Whenever our coaches speak with consulting hopefuls, we often hear concerns about work-life fit: “How many hours will I work? Will I really travel 48 weeks per year? Will I ever have time to exercise? How can I maintain a relationship with my significant other? Will I ever have time to hang-out with friends?”
Believe me, I felt the same way when I was interviewing to become a consultant. Unfortunately, no one ever painted a clear picture for me of what the life is really like. To help you avoid this stressful situation, the next few paragraphs provide straight-talk, no-nonsense commentary on work-life fit in the demanding career that is management consulting.
Work-life fit comes down to two main factors: flexibility and predictability. These factors apply to any career, be it consulting or be it basket-weaving. If your schedule is flexible, you can work where you want, when you want. If your hours are predictable, you can better plan your personal life around work. So the question is, how flexible and predictable is consulting?
The answer will vary based on firm, project, and leadership. To some consultants, “flexibility” may mean the ability to leave the client site by 5pm for a yoga class and resume work after dinner. To others, it may mean the ability to dictate their travel schedule.
In terms of “predictability”, some may want to know that they will work 40 hours per week, no more and no less. Others may not care about workload as long as they can coach their daughter’s basketball team every Thursday evening.
As you navigate consulting recruiting this fall, consider asking the below questions to probe firms on their approach to work-life fit:
- Firm: What type of staffing model does the firm use: local deployment or global deployment? Is travel flexible (e.g. one week on, one week off), or does it follow a set schedule, such as four workdays on the client site? Does the firm focus on work-life fit at a national initiative level, or is it dictated by individual managers?
- Project: What types of services does the firm provide? Are projects typically high-burn or long-term? Is there a high degree of variation project-to-project? Note that pure-strategy engagements tend to be fast-paced, which may provide less work-life balance than other types of projects. The upside is that you’ll always be on a new learning curve!
- Leadership: What are the norms of acceptable behavior as set by project leadership? Is it OK to leave early once a week to have dinner with friends or exercise? Are there team rules for when emails should be sent (e.g. never after 11pm)? Do managers let the team leave the client site when the work is complete, or do they make the team stay late to impress the client? This last point is particularly important, as “client optics” often inhibit work-life balance. Hopefully, firm and project leadership at your target firm will discourage this kind of behavior.

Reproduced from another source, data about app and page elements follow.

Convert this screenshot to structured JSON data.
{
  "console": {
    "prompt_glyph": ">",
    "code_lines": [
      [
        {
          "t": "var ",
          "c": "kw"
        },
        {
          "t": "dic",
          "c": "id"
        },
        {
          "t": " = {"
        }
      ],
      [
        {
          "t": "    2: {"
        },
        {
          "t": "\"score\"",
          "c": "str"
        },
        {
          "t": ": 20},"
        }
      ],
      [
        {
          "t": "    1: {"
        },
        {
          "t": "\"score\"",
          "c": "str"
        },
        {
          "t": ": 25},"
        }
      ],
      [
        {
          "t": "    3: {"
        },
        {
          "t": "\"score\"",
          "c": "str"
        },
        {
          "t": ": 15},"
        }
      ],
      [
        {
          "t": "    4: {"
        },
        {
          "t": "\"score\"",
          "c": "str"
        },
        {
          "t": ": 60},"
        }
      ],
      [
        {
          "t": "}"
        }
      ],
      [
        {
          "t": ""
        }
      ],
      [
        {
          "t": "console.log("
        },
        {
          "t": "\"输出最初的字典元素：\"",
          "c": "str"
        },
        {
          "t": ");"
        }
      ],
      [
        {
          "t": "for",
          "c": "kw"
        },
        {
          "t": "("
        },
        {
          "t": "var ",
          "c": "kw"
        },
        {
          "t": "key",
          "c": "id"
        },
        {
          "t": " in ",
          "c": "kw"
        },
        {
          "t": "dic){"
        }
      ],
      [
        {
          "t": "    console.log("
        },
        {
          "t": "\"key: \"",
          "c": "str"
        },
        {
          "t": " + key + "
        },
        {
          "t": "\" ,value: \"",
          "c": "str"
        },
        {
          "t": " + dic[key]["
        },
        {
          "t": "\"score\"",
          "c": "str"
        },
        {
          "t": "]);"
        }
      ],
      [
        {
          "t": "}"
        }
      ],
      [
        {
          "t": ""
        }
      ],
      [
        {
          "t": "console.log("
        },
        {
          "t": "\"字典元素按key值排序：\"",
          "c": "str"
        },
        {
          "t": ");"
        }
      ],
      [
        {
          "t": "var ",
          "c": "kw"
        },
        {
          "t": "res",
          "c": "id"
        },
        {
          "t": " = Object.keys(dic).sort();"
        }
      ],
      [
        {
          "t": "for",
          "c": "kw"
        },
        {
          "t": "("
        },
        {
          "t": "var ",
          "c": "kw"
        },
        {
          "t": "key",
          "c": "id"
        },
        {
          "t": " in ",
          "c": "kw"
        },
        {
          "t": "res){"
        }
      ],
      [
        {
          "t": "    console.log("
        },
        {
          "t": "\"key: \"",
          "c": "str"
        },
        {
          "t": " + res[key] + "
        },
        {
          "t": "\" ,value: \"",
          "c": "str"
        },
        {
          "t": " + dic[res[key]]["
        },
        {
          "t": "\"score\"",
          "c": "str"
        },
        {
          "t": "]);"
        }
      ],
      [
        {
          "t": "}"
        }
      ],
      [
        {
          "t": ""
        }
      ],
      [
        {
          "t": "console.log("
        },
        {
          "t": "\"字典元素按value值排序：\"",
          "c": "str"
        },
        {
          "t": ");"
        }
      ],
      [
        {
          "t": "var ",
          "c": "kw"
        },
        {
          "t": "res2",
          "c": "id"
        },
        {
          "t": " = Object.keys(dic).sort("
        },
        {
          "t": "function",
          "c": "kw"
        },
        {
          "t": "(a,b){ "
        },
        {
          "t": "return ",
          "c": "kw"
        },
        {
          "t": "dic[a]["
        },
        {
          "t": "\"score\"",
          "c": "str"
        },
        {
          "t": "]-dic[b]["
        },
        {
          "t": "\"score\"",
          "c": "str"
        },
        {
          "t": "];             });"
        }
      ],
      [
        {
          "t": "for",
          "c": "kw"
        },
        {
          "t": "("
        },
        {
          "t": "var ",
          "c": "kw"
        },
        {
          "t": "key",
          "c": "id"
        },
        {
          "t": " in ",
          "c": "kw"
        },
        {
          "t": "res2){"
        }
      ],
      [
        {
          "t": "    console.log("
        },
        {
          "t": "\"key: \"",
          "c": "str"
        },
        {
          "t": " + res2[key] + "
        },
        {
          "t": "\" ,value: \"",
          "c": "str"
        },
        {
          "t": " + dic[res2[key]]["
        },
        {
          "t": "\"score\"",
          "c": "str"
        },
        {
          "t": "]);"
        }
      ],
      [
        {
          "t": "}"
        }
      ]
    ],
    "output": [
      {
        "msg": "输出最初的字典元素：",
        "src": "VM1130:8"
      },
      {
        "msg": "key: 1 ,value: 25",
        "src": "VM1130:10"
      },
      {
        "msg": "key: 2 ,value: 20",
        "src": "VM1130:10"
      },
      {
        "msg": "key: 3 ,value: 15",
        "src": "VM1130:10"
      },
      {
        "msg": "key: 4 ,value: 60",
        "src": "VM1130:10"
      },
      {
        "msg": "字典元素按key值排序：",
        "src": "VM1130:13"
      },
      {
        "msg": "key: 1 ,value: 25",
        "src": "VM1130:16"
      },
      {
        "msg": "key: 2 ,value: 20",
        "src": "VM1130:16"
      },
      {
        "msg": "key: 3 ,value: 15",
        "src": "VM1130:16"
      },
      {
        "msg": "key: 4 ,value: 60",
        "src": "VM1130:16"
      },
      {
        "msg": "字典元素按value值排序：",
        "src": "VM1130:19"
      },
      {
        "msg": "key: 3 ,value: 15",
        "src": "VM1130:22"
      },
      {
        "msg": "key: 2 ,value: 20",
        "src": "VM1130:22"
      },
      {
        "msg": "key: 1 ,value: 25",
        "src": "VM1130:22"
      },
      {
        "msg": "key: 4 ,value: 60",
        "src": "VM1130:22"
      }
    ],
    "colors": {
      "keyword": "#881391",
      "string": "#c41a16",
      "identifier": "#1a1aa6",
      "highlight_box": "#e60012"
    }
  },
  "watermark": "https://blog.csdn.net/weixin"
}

In answering these questions, you will find that consulting is not a nine-to-five job. Expect an average of 50-60 hours per week, sometimes more. Granted, it’s not investment banking or medical residency, but you will work hard (often nights and weekends). However, you will work hard in any career that is simultaneously demanding and rewarding. Moreover, many top consulting firms actively support work-life fit by promoting flexibility and predictability. In fact, some firms even have adopted performance evaluation measures on such factors for senior leaders, who ultimately set and enforce the culture around work-life fit.
With that, I’d like to answer some of the more specific questions I’ve received about relationships, exercise, and loved ones:
- Relationships & Dating: Yes, as a consultant you can maintain a lasting relationship with your significant other, as long as he or she understands the demands of your job. Aim to make the most of your time together. The key is communication. If you’re single but searching, finding a relationship can be challenging but not impossible. Consultants love dating apps. When you meet someone, make plans further in advance, and set expectations on your availability during the week.
- Exercise: If exercise is important to you, make it a priority. That might mean waking-up early (I had a senior manager who did cross-fit every morning at 5:30 am) or skipping a team dinner to hit the gym (I managed to exercise at my favorite group fitness classes 3-4 times per week).
- Friends & Family: While you might miss the occasional happy hour with your friends from home, the truth is that most people are busy during the week whether they travel or not. From my experience, consulting actually allowed me to stay in touch with more friends and family than otherwise possible because I could easily visit them using my airline miles and hotel points. It’s a give and take.
For more insights on the consulting lifestyle, continue reading our blog. For case prep, behavioral interview practice, and resume review, sign-up for a session with our Consulting Interview Coaches today!